Age. According to the New York Post, everyone is lying about their ages these days. But that doesn’t mean it’s a good idea. I recently received a phone call from a friend in her late-30’s who was upset because a guy she’d been seeing for about six weeks ended things. From what she told me, it seemed like it might have been a situation that moved too fast and ran its course — or he’s a tempermental idiot who I don’t want my friend dating, anyway — but there was one sticking point: he was under the impression that she was about 10 years younger than her actual age and was upset when he learned the truth. When I asked her how old she said she was on her dating profile, she sheepishly told me that she’d said she was 30. More than likely, this guy’s an ageist jerk, but I can’t blame him for being upset that she lied.
A divorced status. Lots of people these days are divorced — and as we get older, the numbers only go up. My last two serious relationships were with men who were divorced (one of them had actually been married twice and recently entered his third marriage, because that’s a rational decision for a 37-year-old man) and it didn’t phase me. However, if they hadn’t been up-front about their situations, it probably would have been different. You’re not under any obligation to share details of what happened — it’s painful and really not anyone’s business — but if you don’t at least address the fact that you’ve been married, you will probably look like a shady liar.
Criminal history. I don’t really care if you forget to mention that you once got a DUI after one-too-many drinks at your company Christmas party a few years ago (assuming you didn’t kill anyone). But if my sister’s going to find you on the sex offender registry when she decides to scope out her new neighborhood, I want to know. It would be really embarrassing to show up at a family dinner and have her recognize you from your mugshot.
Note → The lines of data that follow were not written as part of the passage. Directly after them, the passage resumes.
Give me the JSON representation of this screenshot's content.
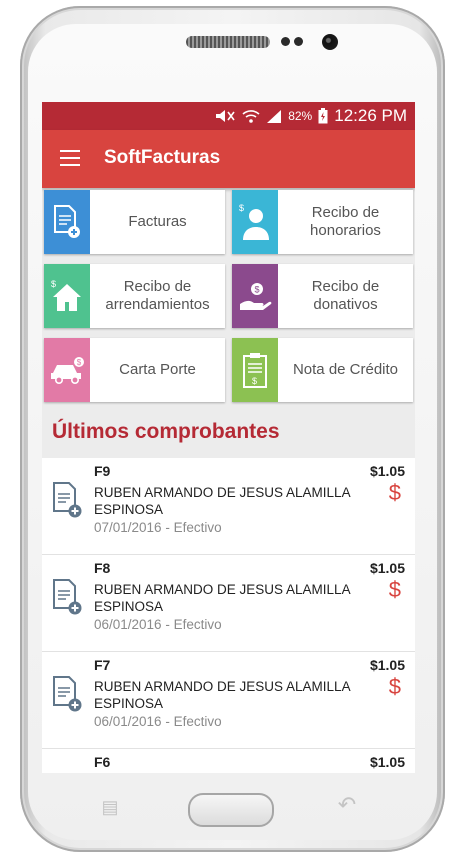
{
  "status": {
    "battery": "82%",
    "time": "12:26 PM"
  },
  "appbar": {
    "title": "SoftFacturas"
  },
  "tiles": [
    {
      "label": "Facturas",
      "color": "#3d8fd6",
      "icon": "invoice-add-icon"
    },
    {
      "label": "Recibo de honorarios",
      "color": "#3ab6d6",
      "icon": "person-icon"
    },
    {
      "label": "Recibo de arrendamientos",
      "color": "#4fc28f",
      "icon": "house-icon"
    },
    {
      "label": "Recibo de donativos",
      "color": "#8b4a8d",
      "icon": "donation-hand-icon"
    },
    {
      "label": "Carta Porte",
      "color": "#e27aa6",
      "icon": "car-icon"
    },
    {
      "label": "Nota de Crédito",
      "color": "#8cc152",
      "icon": "clipboard-icon"
    }
  ],
  "section": {
    "title": "Últimos comprobantes"
  },
  "receipts": [
    {
      "folio": "F9",
      "client": "RUBEN ARMANDO DE JESUS ALAMILLA ESPINOSA",
      "date": "07/01/2016 - Efectivo",
      "amount": "$1.05",
      "currency_symbol": "$"
    },
    {
      "folio": "F8",
      "client": "RUBEN ARMANDO DE JESUS ALAMILLA ESPINOSA",
      "date": "06/01/2016 - Efectivo",
      "amount": "$1.05",
      "currency_symbol": "$"
    },
    {
      "folio": "F7",
      "client": "RUBEN ARMANDO DE JESUS ALAMILLA ESPINOSA",
      "date": "06/01/2016 - Efectivo",
      "amount": "$1.05",
      "currency_symbol": "$"
    },
    {
      "folio": "F6",
      "client": "",
      "date": "",
      "amount": "$1.05",
      "currency_symbol": ""
    }
  ],
  "colors": {
    "status_bar": "#b52a35",
    "app_bar": "#d8443f",
    "accent": "#b52a35"
  }
}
Financial situation. I once dated a man who took me on expensive weekend getaways to Tahoe and regularly threw down his card to cover $300 bar tabs for our friends. I didn’t have an inkling anything was off until he lost both his car and his house within the same month, and I discovered he owed $15,000 in back taxes. I would have been ok with having picnics in San Francisco instead of expensive dinners out, but the fact that he wasn’t forthcoming about what was going on and wasn’t taking responsibility for it was a huge problem for me. I don’t expect a man to hand me a financial statement on a first date — in fact, that would probably send me on a trip to the bathroom, from which I’d never return — but don’t live a lifestyle you can’t afford. I’m not a millionaire and I don’t expect you to be, either.
This list could go on and on, but you get the point: don’t be a liar. Your nose might not grow a foot like Pinocchio, but don’t delude yourself into thinking that you’ll make someone like you enough that it won’t matter down the road. It will and you’ll just end up looking crazy (and possibly getting banned from someone’s beach house).